“Under our law,” Merchan told the jury, “a person is guilty of falsifying business records in the first degree when, with intent to defraud that includes an intent to commit another crime or to aid or conceal the commission thereof, that person: makes or causes a false entry in the business records of an enterprise.”

To find Trump guilty on any count, the jurors must agree that he intentionally — with “conscious objective or purpose” — sought to defraud “any person or entity,” with the intent to “commit another crime or to aid or conceal the commission thereof.”

So, they have to come to the conclusion that Trump falsified the records in furtherance of some other crime. That crime, according to prosecutors, is New York Election Law section 17-152, which prevents any “conspir[acy] to promote or prevent the election of any person to a public office by unlawful means.”

Throughout the trial, prosecutors emphasized how poorly Trump’s campaign was going in October 2016. The “Access Hollywood” tape had just been published, revealing crude comments he’d made about sexually assaulting women. The damage that video had already done to Trump’s campaign, prosecutors said, was what motivated Trump to stop Daniels from speaking publicly about their alleged 2006 sexual encounter.

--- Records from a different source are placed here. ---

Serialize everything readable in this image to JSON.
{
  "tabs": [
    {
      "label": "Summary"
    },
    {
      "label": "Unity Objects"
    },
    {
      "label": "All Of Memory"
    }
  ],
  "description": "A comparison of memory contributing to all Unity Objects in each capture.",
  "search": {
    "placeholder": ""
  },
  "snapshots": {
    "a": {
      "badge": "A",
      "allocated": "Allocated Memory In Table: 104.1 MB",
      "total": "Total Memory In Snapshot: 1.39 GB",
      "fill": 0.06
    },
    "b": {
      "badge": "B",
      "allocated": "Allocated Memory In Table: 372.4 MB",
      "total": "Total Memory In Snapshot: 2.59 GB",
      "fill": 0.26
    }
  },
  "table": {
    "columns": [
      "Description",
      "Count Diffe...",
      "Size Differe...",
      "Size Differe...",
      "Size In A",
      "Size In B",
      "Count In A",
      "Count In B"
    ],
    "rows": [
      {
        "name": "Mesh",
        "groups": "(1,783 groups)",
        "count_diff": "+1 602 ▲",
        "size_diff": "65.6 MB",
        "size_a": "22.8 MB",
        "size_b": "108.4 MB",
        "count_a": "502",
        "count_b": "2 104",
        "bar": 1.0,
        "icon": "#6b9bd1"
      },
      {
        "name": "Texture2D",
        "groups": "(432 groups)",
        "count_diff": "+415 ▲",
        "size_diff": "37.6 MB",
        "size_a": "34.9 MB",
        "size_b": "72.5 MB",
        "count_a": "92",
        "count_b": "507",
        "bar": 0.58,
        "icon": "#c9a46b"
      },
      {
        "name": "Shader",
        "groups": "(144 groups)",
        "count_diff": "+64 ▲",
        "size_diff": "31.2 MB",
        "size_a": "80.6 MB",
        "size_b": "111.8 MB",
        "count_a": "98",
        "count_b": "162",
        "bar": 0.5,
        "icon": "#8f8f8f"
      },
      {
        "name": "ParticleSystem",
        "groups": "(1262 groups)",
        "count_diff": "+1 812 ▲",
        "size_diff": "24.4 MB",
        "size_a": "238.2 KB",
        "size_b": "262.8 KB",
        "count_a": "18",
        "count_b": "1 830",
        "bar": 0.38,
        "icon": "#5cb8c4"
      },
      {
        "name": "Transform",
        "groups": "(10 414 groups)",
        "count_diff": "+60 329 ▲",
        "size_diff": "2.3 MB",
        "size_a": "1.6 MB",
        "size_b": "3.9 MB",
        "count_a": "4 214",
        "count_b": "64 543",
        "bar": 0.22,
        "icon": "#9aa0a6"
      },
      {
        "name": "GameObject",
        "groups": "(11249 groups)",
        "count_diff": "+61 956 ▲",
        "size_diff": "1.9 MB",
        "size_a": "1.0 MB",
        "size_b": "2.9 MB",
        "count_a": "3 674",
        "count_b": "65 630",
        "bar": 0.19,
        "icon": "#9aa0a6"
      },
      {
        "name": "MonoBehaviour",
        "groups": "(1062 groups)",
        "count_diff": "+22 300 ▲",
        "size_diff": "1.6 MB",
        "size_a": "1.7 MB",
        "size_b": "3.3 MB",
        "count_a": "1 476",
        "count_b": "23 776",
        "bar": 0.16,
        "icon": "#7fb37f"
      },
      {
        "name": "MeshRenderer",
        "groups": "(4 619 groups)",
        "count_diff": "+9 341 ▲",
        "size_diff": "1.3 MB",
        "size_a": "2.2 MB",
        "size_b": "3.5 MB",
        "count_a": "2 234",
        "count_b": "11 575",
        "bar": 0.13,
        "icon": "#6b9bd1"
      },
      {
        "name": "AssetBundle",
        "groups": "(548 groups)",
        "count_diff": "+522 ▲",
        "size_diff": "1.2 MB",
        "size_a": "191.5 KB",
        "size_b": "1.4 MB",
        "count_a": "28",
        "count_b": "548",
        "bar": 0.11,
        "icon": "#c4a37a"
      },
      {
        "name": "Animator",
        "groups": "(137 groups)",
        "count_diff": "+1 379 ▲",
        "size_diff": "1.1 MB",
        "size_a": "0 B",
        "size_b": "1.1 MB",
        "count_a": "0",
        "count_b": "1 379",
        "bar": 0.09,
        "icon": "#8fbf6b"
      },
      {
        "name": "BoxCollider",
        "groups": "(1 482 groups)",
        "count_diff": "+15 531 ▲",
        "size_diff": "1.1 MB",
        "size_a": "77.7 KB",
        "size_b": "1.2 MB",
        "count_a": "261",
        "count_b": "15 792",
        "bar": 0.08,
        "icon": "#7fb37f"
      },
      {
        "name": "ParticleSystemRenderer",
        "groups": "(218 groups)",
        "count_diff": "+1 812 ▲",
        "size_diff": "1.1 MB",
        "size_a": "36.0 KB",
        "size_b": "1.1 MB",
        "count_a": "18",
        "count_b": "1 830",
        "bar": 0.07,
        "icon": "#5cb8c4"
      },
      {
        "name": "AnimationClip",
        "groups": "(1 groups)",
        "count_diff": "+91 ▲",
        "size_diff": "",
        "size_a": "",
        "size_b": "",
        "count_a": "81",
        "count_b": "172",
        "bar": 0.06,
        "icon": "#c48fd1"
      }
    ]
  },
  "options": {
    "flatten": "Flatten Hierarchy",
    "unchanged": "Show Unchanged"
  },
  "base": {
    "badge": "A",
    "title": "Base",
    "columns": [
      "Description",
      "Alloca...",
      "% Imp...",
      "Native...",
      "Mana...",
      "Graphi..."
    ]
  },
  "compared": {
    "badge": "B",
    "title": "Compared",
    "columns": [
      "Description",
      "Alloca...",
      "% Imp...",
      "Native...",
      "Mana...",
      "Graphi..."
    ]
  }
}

Trump’s defense attorneys claimed Trump knew nothing about the payment at the time it was made. Trump also has consistently denied having the affair. Prosecutors argued that the voting public had the right to hear Daniels’ story and make their own decisions about Trump’s fitness for office.

Did Trump falsify the records because he was engaged in a conspiracy to win the 2016 election? That’s what the jurors will need to agree on. But they won’t have to be unanimous on the exact details of the conspiracy — the “unlawful means.”

The prosecution has proposed three possibilities to choose from: that the conspiracy involved violations of the Federal Election Campaign Act; the falsification of other business records; or the violation of local tax laws.

For example, jurors might be persuaded to see the hush money reimbursement scheme as a campaign finance violation because it was more than $2,700 — the legal limit for an individual campaign donation in 2015 and 2016. Or they could decide that the shell company Cohen opened up to funnel money to Daniels spawned more falsified business documents. The rationale behind Trump’s actions is where individual jurors could disagree while still finding Trump guilty on all counts.

The rest of Merchan’s instructions were largely boilerplate. The judge told the jurors that Trump should be presumed innocent until proven guilty. He gave them tips on how to evaluate the trustworthiness of the evidence — suggesting they take into account a witness’ consistency and demeanor on the stand, for example.

“You bring to this process all of your varied experiences. In life, you frequently decide the truthfulness and accuracy of statements made to you by other people,” Merchan said. “The same factors used to make those decisions, should be used in this case when evaluating the testimony.”

With the jurors out for deliberations, it’s anyone’s guess how long it’ll be before they decide.